At a recent HTA retail management group meeting, it was revealed garden centres were increasingly being used as a focus for the community they served.
Increased visits by grandparents and grandchildren were noticed during the school holidays, while many reported networks of mothers meeting for coffee, as well as business meetings being held.
More community groups were using on-site lecture rooms, in addition to various education and training courses offered by garden centres. Centres are taking this further by offering crafts and drop-in activities, and running lectures or events, with the aim to drive additional footfall and sales.
London-based Clifton Nurseries events manager Kathleen Sullivan said they ran a series of garden-focused events throughout the summer which helped to bring awareness of the nursery to a bigger audience.
"We see the nursery as an extension of our customer's garden," she said. The events helped extend plants and horticulture to audiences that might not normally have been interested and turned the nursery into a place that did more than sell plants.
Garden centre consultant Andy Campbell agreed there were opportunities for garden centres to become more than a retail outlet through playing a role in informing, educating and entertaining.
"There are a lot of people who are keen to learn more about the garden and gardening.

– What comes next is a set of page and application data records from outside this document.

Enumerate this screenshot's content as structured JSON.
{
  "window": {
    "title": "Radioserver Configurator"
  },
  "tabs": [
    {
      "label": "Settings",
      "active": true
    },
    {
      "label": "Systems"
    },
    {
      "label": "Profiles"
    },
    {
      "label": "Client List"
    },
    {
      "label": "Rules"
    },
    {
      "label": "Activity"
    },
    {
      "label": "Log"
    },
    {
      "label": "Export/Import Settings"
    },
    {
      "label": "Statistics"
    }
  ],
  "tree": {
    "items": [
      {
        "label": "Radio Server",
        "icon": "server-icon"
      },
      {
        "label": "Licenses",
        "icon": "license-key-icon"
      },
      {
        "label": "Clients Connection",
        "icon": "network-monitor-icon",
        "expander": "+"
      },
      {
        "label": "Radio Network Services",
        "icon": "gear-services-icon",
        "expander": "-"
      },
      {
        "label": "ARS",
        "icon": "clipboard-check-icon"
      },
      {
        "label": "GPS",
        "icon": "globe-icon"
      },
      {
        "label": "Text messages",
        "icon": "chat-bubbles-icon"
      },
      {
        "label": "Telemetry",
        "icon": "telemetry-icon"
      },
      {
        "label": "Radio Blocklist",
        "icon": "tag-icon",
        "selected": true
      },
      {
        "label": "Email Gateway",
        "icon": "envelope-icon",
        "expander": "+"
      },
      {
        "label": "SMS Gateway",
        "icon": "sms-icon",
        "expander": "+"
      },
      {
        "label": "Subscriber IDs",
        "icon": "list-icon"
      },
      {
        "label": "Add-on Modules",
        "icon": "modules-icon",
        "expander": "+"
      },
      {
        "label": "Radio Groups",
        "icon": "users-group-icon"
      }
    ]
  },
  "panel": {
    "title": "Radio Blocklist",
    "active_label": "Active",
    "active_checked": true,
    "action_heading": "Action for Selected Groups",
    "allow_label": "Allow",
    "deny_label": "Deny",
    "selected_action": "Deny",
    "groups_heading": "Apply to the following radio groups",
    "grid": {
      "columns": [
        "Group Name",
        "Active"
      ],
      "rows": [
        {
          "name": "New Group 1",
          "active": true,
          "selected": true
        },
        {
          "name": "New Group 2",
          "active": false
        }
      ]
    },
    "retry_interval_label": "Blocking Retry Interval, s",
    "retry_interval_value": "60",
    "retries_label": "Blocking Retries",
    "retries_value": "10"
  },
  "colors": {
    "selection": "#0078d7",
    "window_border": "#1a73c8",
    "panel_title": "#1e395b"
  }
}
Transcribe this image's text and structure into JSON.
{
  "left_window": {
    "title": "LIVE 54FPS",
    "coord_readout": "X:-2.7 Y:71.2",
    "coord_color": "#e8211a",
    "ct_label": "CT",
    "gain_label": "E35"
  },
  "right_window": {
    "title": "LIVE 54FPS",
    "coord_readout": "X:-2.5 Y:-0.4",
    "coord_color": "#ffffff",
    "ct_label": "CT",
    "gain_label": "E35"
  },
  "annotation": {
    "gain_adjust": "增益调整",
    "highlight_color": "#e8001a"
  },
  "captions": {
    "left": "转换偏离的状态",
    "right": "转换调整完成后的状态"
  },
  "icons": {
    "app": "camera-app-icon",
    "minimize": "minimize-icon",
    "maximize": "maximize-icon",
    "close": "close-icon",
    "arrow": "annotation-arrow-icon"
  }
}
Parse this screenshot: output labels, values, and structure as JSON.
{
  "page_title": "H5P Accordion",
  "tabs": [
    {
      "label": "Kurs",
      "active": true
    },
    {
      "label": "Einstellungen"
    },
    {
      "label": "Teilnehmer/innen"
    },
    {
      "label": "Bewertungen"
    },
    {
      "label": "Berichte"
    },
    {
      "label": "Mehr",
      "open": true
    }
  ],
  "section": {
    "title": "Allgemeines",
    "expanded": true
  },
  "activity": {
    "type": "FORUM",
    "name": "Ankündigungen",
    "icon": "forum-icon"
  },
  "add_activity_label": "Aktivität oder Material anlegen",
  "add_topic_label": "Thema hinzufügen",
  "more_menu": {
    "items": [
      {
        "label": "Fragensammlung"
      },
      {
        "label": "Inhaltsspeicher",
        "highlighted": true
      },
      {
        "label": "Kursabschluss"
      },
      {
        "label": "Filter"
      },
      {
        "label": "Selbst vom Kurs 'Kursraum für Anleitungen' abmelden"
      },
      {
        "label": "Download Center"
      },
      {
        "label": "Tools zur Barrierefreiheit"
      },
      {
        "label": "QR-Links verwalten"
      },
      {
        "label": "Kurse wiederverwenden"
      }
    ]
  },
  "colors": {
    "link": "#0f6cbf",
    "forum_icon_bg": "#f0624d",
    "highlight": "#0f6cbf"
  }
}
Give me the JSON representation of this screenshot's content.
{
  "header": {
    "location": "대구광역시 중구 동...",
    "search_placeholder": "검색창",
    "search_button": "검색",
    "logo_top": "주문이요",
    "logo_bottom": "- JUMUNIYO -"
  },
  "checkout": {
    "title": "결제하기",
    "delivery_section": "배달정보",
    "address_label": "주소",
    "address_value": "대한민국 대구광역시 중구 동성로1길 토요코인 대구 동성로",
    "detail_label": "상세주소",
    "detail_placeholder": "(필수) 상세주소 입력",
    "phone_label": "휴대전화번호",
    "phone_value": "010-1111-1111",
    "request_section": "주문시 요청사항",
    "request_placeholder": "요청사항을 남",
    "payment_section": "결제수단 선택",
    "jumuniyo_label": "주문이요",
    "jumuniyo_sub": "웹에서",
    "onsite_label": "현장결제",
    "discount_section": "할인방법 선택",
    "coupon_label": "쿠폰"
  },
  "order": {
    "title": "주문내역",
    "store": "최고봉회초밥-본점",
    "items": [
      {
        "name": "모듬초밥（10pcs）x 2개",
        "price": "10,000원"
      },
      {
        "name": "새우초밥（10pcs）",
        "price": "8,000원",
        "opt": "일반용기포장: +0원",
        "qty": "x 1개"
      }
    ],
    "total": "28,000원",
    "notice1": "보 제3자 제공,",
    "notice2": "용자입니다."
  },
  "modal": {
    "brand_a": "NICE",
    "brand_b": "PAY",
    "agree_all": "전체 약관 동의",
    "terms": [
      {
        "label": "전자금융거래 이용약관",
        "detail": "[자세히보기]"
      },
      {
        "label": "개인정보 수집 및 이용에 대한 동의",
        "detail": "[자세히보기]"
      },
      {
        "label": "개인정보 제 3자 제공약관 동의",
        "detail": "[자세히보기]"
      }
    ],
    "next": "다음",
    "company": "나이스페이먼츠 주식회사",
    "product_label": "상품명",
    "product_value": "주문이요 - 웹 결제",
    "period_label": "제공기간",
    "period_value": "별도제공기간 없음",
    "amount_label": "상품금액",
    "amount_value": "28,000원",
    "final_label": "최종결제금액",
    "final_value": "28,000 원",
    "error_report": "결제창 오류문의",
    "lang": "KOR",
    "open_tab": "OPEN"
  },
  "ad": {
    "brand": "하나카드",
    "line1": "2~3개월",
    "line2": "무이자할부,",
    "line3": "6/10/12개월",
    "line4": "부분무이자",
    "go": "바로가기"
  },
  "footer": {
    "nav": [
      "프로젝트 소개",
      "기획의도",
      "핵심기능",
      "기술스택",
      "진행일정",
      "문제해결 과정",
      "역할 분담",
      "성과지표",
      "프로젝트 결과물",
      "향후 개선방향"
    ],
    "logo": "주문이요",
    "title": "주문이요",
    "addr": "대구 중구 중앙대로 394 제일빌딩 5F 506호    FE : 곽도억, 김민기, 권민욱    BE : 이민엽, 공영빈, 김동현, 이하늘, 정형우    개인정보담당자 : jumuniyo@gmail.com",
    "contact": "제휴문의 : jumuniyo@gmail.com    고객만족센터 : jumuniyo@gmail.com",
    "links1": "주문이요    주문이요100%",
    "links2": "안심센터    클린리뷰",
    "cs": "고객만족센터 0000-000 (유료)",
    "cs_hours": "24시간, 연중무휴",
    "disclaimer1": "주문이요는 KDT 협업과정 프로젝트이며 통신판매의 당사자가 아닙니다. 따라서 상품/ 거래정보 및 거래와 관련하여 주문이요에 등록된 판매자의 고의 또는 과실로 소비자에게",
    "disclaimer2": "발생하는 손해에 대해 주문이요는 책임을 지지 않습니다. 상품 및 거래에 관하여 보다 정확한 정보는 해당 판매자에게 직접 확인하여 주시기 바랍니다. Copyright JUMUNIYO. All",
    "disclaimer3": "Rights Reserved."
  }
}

Running events, demonstrations and activities is a good way to build relationships with your customers in the community if you're able to execute it well."
Campbell warned that there was no "one size fits all" option when it came to offering more than just retailing. "If you haven't got the right facilities or resources to put them in or the inclination to do that, or the car park isn't big enough, then it's not right."